Greece Police Chief Todd Baxter to leave department
Meaghan M. McDermott and David Andreatta, Staff writers
Long before Chief Todd Baxter earned a reputation for restoring public trust in a Greece Police Department mired in scandal, he was an Army veteran looking for work in a civilian world.
He was fresh from three years of active duty as a military police officer in South Korea and Fort Leavenworth, Kan., but back home in Rochester the best jobs he could get for nearly 18 months were as an airport security guard and ripping old furnaces out of homes.
“The military recruiter told me that I’m going to go into the military and come out very hirable and marketable. That’s not always the case,” Baxter said. “I remember that feeling, when I was riding my motorcycle to the airport where I was working security. I really had nothing to fall back on.”
He recalled his homecoming experience Monday upon announcing that he would leave the Police Department after nearly four years to lead the Veterans Outreach Center, a Rochester nonprofit organization that reintegrates troubled veterans into civilian life.
Baxter, 48, speaking at the South Avenue veterans center, said he would remain in Greece until the end of the month and start as the center’s executive director on April 2.
Following the retirement of its longtime executive director, Thomas Cray, in 2010, the Veterans Outreach Center has had trouble retaining leaders, cycling through two permanent executive directors and one interim in fewer than four years.
Bob Janson, chairman of the center’s board of directors, said the search committee sifted through a pool of more than 100 applicants from across the country in search of a candidate with strong leadership skills who was “vested in this community and in veterans’ futures.”
“That person is Chief Todd Baxter,” Janson said.
Baxter, who resides in Ogden, took over at the Greece Police Department in 2010 amid mounting public distrust stemming from the imprisonment of the former chief, Merritt Rahn, and two other officers on corruption charges.
During his tenure, he introduced policy changes in the way the department collected evidence and investigated its own through Internal Affairs. He hired many officers and was credited by counterparts in other jurisdictions with restoring integrity to a department associated with patronage hires.
Greece Supervisor Bill Reilich, who will choose Baxter’s successor, said a third of the department’s officers were brought in and trained by Baxter.
“He will certainly leave the department much better than he found it,” Reilich said in a statement.
Prior to joining the Greece Police Department, Baxter spent 22 years in the Rochester Police Department.

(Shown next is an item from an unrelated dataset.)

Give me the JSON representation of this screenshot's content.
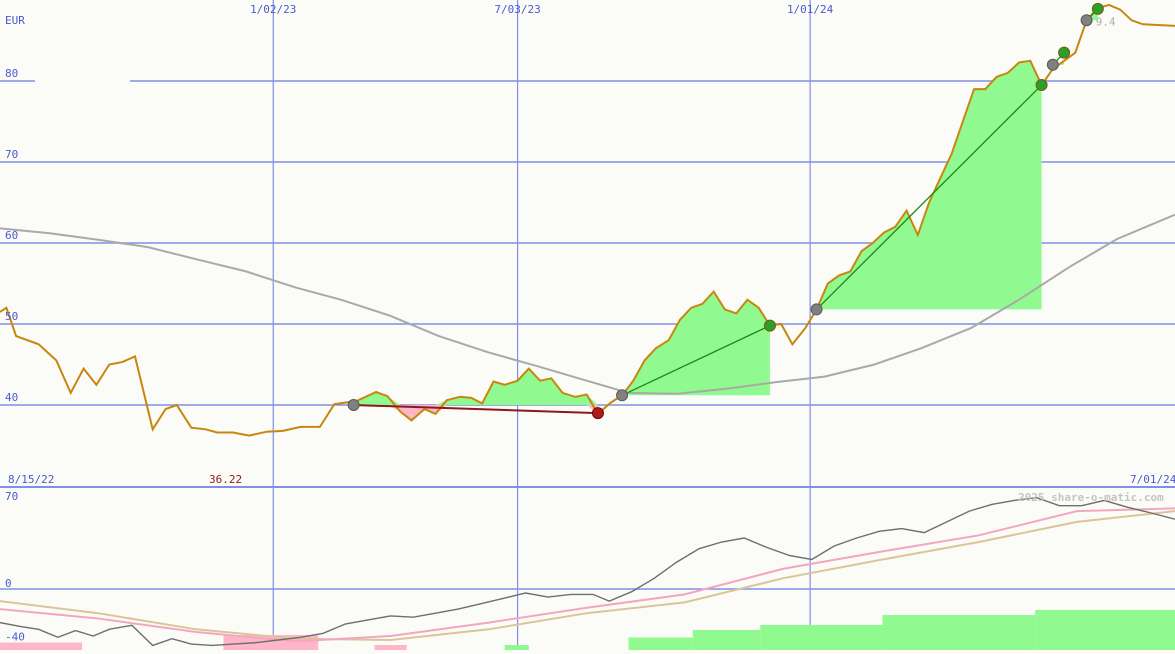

He was an administrative aide to three city chiefs of police and temporarily commanded a patrol division of more than 200 personnel.
Baxter served in the Army Reserves until 2005.
Baxter said he considered his mission accomplished in Greece and looked forward to a new mission of aiding veterans. He said he is particularly passionate about helping homeless veterans get back on their feet.
Baxter conceded that in stepping down from a job overseeing a budget of $17.5 million in Greece to a $3.5 million budget at Veterans Outreach Center he would take a modest cut in pay. Janson, the board chairman, said Baxter would be paid about $130,000 a year.
“There is only one thing that will lead me away from police work, I have a true calling to be a cop, and that is the soft spot I have in my heart for veterans,” Baxter said.